Excerpted data →
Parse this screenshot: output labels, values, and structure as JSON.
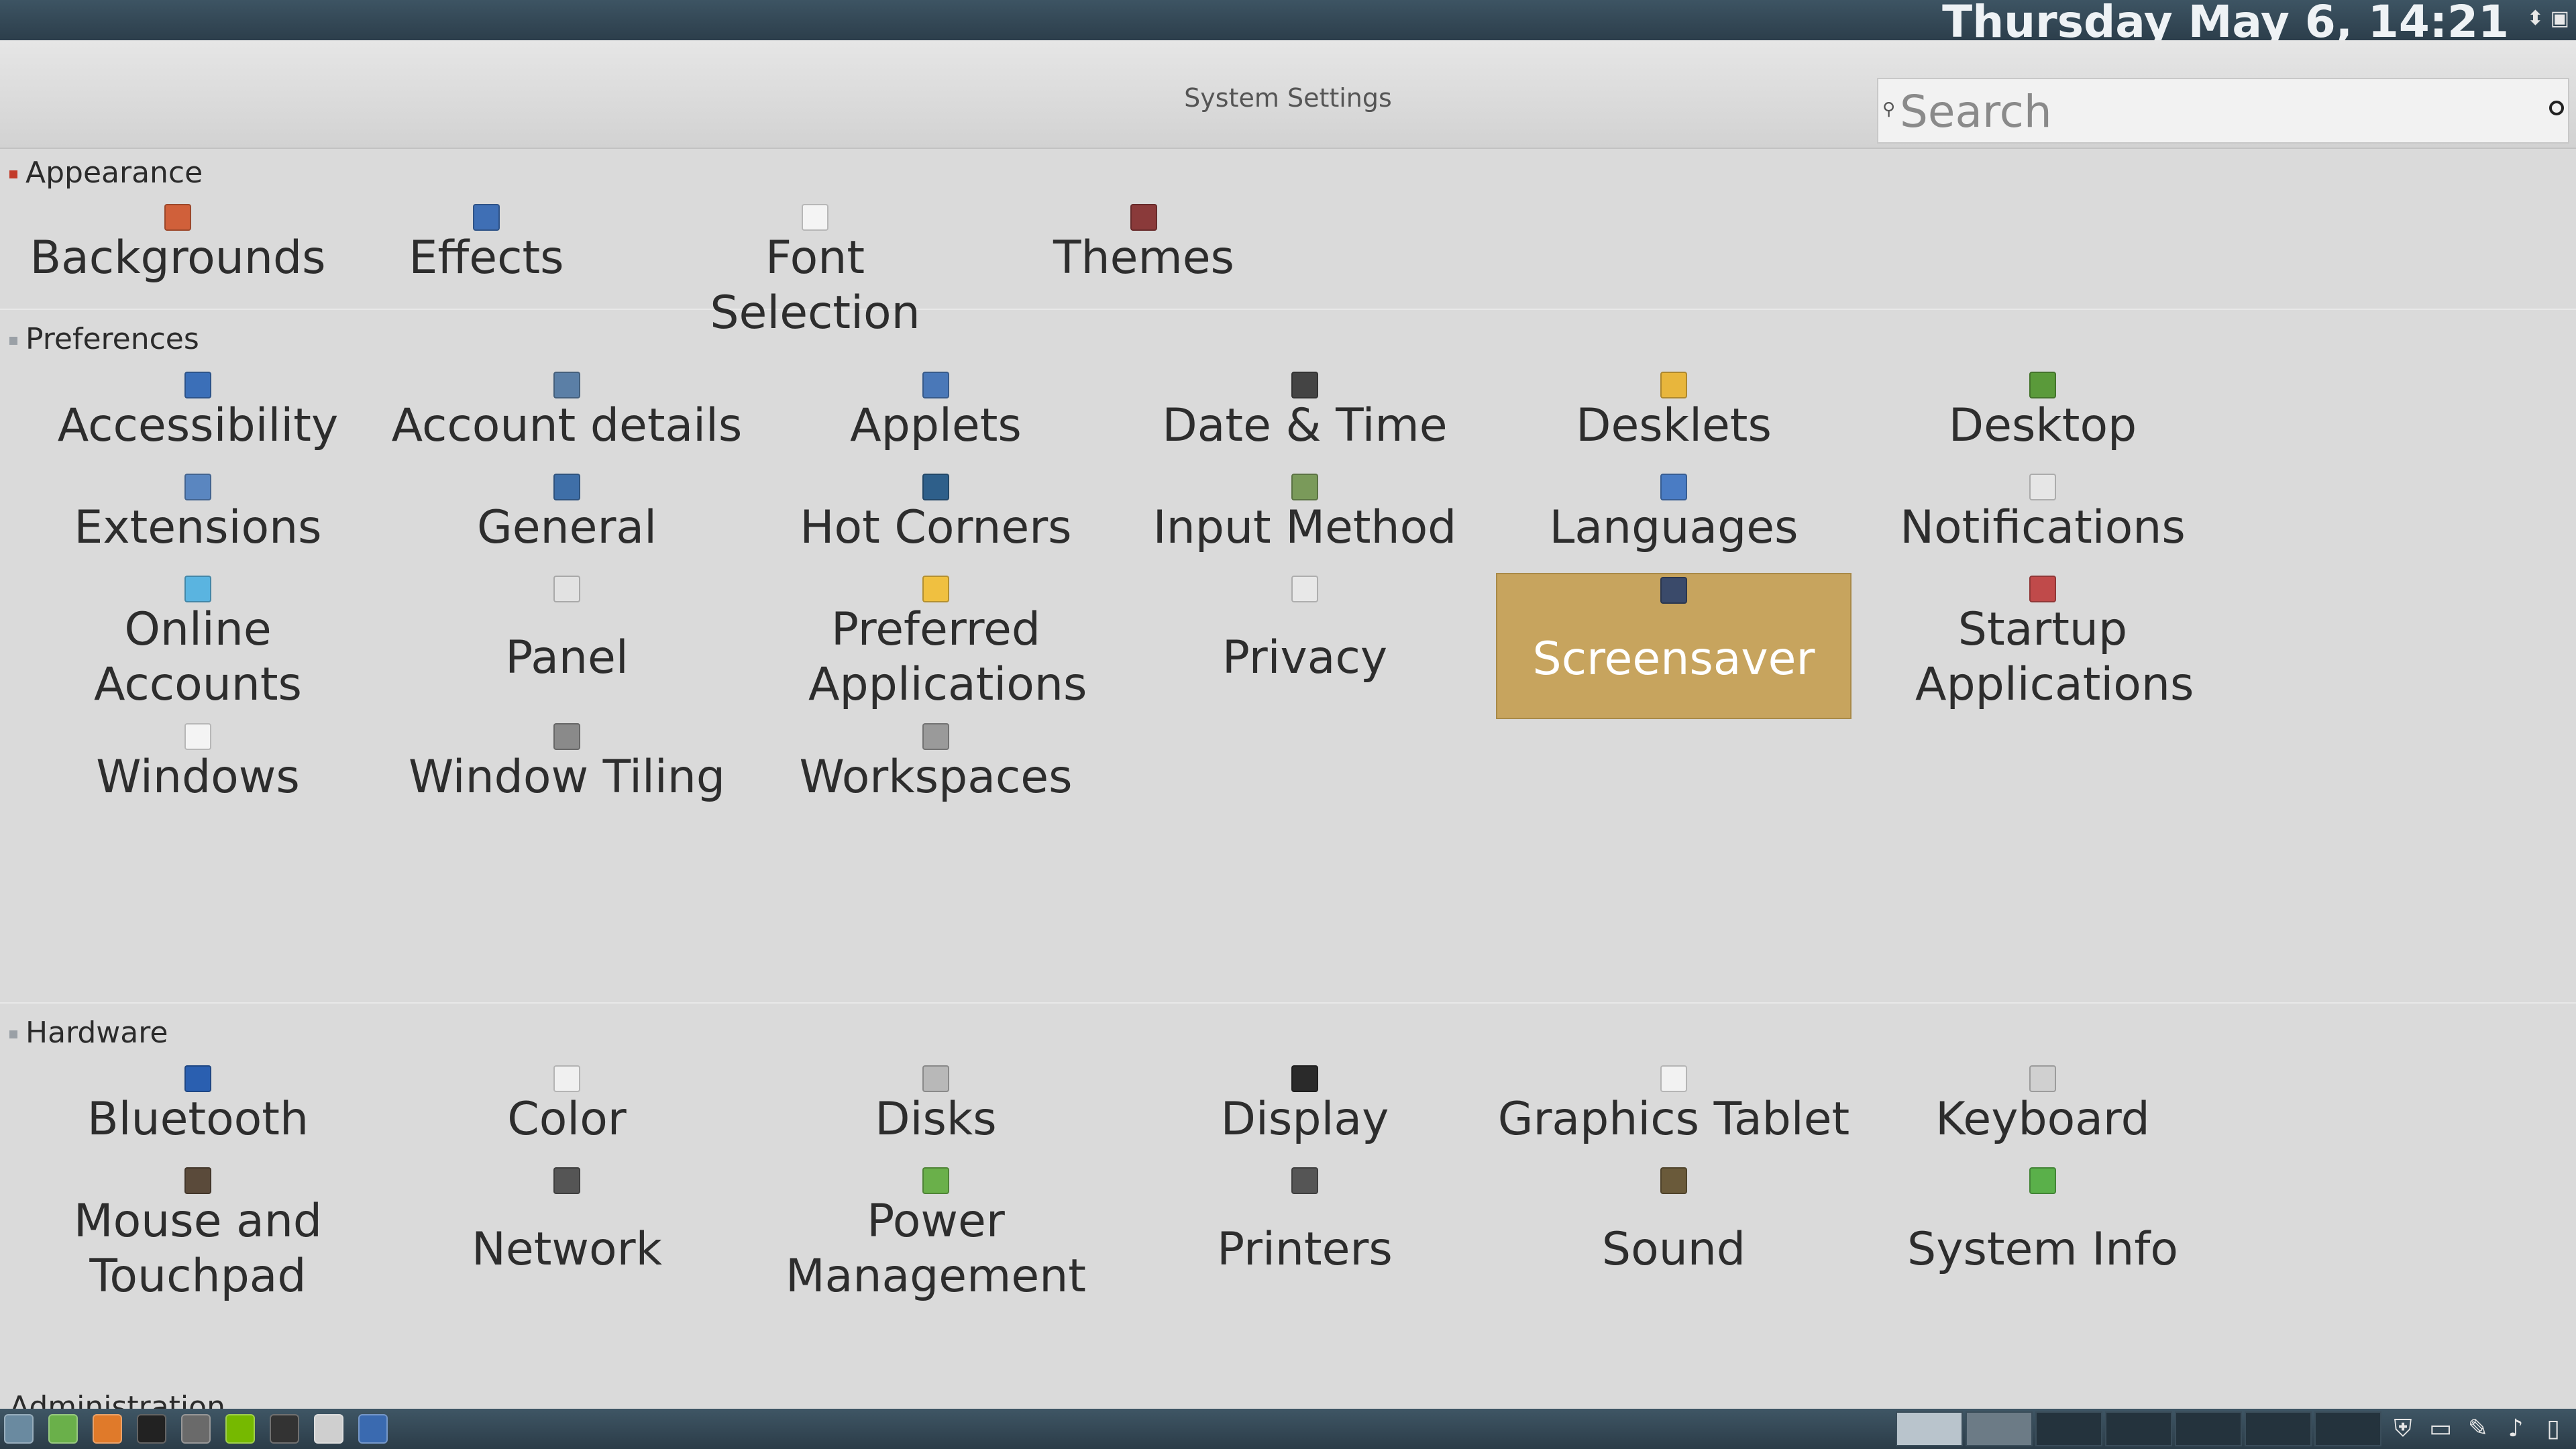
{
  "top_panel": {
    "clock": "Thursday May  6, 14:21"
  },
  "window": {
    "title": "System Settings",
    "minimize_label": "–",
    "maximize_label": "+",
    "close_label": "✕"
  },
  "search": {
    "placeholder": "Search",
    "value": ""
  },
  "sections": [
    {
      "title": "Appearance",
      "bullet_color": "#c23b2a",
      "items": [
        "Backgrounds",
        "Effects",
        "Font Selection",
        "Themes"
      ]
    },
    {
      "title": "Preferences",
      "bullet_color": "#9aa0a6",
      "items": [
        "Accessibility",
        "Account details",
        "Applets",
        "Date & Time",
        "Desklets",
        "Desktop",
        "Extensions",
        "General",
        "Hot Corners",
        "Input Method",
        "Languages",
        "Notifications",
        "Online Accounts",
        "Panel",
        "Preferred Applications",
        "Privacy",
        "Screensaver",
        "Startup Applications",
        "Windows",
        "Window Tiling",
        "Workspaces"
      ]
    },
    {
      "title": "Hardware",
      "bullet_color": "#9aa0a6",
      "items": [
        "Bluetooth",
        "Color",
        "Disks",
        "Display",
        "Graphics Tablet",
        "Keyboard",
        "Mouse and Touchpad",
        "Network",
        "Power Management",
        "Printers",
        "Sound",
        "System Info"
      ]
    },
    {
      "title": "Administration",
      "bullet_color": "#9aa0a6",
      "items": []
    }
  ],
  "selected_item": "Screensaver",
  "icons": {
    "Backgrounds": "backgrounds-icon",
    "Effects": "effects-icon",
    "Font Selection": "font-selection-icon",
    "Themes": "themes-icon",
    "Accessibility": "accessibility-icon",
    "Account details": "account-details-icon",
    "Applets": "applets-icon",
    "Date & Time": "date-time-icon",
    "Desklets": "desklets-icon",
    "Desktop": "desktop-icon",
    "Extensions": "extensions-icon",
    "General": "general-icon",
    "Hot Corners": "hot-corners-icon",
    "Input Method": "input-method-icon",
    "Languages": "languages-icon",
    "Notifications": "notifications-icon",
    "Online Accounts": "online-accounts-icon",
    "Panel": "panel-icon",
    "Preferred Applications": "preferred-applications-icon",
    "Privacy": "privacy-icon",
    "Screensaver": "screensaver-icon",
    "Startup Applications": "startup-applications-icon",
    "Windows": "windows-icon",
    "Window Tiling": "window-tiling-icon",
    "Workspaces": "workspaces-icon",
    "Bluetooth": "bluetooth-icon",
    "Color": "color-icon",
    "Disks": "disks-icon",
    "Display": "display-icon",
    "Graphics Tablet": "graphics-tablet-icon",
    "Keyboard": "keyboard-icon",
    "Mouse and Touchpad": "mouse-touchpad-icon",
    "Network": "network-icon",
    "Power Management": "power-management-icon",
    "Printers": "printers-icon",
    "Sound": "sound-icon",
    "System Info": "system-info-icon"
  },
  "icon_colors": {
    "Backgrounds": "#d0603a",
    "Effects": "#3f6fb5",
    "Font Selection": "#f4f4f4",
    "Themes": "#8a3a3a",
    "Accessibility": "#3b6fb8",
    "Account details": "#5b7fa6",
    "Applets": "#4a78b8",
    "Date & Time": "#444444",
    "Desklets": "#e8b63c",
    "Desktop": "#5a9a3a",
    "Extensions": "#5a86c0",
    "General": "#3f6fa8",
    "Hot Corners": "#2e5f8a",
    "Input Method": "#7a9a5a",
    "Languages": "#4a7cc4",
    "Notifications": "#e6e6e6",
    "Online Accounts": "#5ab4e0",
    "Panel": "#e2e2e2",
    "Preferred Applications": "#f0c040",
    "Privacy": "#e8e8e8",
    "Screensaver": "#3a4a6a",
    "Startup Applications": "#c04a4a",
    "Windows": "#f4f4f4",
    "Window Tiling": "#8a8a8a",
    "Workspaces": "#9a9a9a",
    "Bluetooth": "#2a5fb0",
    "Color": "#f0f0f0",
    "Disks": "#b8b8b8",
    "Display": "#2a2a2a",
    "Graphics Tablet": "#f2f2f2",
    "Keyboard": "#d0d0d0",
    "Mouse and Touchpad": "#5a4a3a",
    "Network": "#555555",
    "Power Management": "#6ab04a",
    "Printers": "#555555",
    "Sound": "#6a5a3a",
    "System Info": "#5ab04a"
  },
  "selection_color": "#c7a45e",
  "taskbar": {
    "launchers": [
      "menu-icon",
      "files-icon",
      "firefox-icon",
      "terminal-icon",
      "trash-icon",
      "nvidia-icon",
      "camera-icon",
      "notes-icon",
      "settings-icon"
    ],
    "tray": [
      "shield-icon",
      "keyboard-icon",
      "pen-icon",
      "music-icon",
      "battery-icon"
    ]
  }
}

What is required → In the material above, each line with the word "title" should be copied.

Response below →
    "title": "System Settings",
      "title": "Appearance",
      "title": "Preferences",
      "title": "Hardware",
      "title": "Administration",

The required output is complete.